The EU taxonomy, aims to ensure that participants and markets have a common understanding of what is sustainable and what it is not, is considered by many to increase bureaucracy. The USA, Great Britain and China are working on their own taxonomies. Listed, internationally active companies will need to meet the requirements of each of these taxonomies in order to remain investable in the medium to long term.

Standardisation is a must

Institutional investors will need to create more transparency about how their products provide capital for sustainable activities. Despite the dozens of sustainability frameworks and rating agencies, true transparency will ultimately only be possible through standardisation and an associated reduction in complexity. Associations such as the Asset Management Association Switzerland (AMAS) are also pointing to a viable path of self-regulation with the aim of strengthening the credibility of Switzerland as a sustainable financial center.

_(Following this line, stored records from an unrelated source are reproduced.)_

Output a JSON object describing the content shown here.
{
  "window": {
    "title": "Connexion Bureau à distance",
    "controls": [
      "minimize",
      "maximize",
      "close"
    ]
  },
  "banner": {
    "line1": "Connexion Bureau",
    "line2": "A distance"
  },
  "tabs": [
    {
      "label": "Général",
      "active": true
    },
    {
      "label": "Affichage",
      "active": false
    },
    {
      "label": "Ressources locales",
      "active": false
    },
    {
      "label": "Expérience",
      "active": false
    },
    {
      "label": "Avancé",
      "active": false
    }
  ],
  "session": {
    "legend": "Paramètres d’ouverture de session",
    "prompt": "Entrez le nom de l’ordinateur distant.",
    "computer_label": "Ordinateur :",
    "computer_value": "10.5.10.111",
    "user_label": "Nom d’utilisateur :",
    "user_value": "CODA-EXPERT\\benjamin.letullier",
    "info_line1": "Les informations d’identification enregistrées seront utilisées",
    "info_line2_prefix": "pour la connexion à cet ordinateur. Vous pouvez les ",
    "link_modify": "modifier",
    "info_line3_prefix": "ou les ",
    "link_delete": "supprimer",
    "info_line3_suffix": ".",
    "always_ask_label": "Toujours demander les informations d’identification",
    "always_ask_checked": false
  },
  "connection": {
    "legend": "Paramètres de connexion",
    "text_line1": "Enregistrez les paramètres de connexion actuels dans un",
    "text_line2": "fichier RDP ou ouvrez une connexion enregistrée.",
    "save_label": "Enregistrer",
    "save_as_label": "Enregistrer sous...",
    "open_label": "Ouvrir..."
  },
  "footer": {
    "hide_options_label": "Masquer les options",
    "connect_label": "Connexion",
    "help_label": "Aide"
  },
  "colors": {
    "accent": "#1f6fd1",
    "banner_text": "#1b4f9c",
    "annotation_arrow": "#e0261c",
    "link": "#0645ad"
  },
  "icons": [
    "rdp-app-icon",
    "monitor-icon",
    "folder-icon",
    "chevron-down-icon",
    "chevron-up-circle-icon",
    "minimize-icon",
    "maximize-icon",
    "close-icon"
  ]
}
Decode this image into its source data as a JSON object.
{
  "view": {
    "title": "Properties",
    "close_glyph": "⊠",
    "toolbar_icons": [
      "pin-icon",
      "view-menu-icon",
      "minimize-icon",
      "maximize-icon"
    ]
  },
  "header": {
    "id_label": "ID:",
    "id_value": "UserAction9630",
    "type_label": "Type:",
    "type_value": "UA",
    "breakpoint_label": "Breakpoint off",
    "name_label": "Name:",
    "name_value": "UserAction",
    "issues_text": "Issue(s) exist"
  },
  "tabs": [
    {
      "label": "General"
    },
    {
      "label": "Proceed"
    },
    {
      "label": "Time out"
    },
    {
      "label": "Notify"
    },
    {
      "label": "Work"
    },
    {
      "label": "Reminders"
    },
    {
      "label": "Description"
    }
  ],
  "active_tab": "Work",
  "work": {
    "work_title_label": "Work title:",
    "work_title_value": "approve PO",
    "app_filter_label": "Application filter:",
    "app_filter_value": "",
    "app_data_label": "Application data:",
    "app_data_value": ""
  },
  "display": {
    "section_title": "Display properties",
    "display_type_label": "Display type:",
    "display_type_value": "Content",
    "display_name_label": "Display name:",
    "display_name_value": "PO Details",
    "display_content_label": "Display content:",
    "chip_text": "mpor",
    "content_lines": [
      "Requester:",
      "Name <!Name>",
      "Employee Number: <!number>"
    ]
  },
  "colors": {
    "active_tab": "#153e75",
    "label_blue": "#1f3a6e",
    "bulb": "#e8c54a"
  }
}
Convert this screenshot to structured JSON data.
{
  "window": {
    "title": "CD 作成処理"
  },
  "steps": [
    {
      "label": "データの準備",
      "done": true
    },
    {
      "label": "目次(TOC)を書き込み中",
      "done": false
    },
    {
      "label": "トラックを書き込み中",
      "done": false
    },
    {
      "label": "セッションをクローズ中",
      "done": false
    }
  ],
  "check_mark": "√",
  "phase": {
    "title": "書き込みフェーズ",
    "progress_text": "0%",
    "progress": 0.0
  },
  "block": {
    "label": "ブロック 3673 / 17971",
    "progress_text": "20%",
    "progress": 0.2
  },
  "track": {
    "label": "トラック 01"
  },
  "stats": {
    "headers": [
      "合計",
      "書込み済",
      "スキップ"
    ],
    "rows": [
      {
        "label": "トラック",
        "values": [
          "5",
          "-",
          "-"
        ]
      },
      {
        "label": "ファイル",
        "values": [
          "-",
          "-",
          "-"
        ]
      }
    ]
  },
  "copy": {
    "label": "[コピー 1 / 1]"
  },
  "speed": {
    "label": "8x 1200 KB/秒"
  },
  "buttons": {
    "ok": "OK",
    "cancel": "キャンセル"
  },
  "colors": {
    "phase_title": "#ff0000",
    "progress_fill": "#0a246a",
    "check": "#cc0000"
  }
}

How to recognise sustainable added value

Creating transparency remains a challenge, given the multitude of sustainability strategies. Are Swiss investors informed enough to assess sustainable added value when it comes to sustainability? According to a 2021 study by ETH Zurich with over 3000 Swiss investors, the Swiss have some catching up to do in terms of “sustainable financial literacy”.

Best practice With its extensive sustainability reporting for all sustainable funds Zürcher Kantonalbank’s asset management aims to demonstrate transparency. The detailed documentation of its voting and engagement activities may also set a benchmark in terms of transparency within the Asset Management industry.

The proprietary Swisscanto Sustainability Rating, for example, enables investors to see at a glance how sustainable their investment is: from A (high) to G (low). States and companies are assessed based on four indicators for sustainability: controversy score, ESG score, climate score, and impact score

Figure 1: Zürcher Kantonalbank has developed its own Sustainability Rating for the funds of the Swisscanto brand, which provides transparency for the various dimensions of sustainability.

[1] Ten measures to implement the EU Action Plan:
Overview of measures in the action plan: The financing of sustainable growth by the EU Commission (

Guest contribution by Fabio Pellizzari, Head of ESG Strategy & Business Development, Zürcher Kantonalbank Asset Management.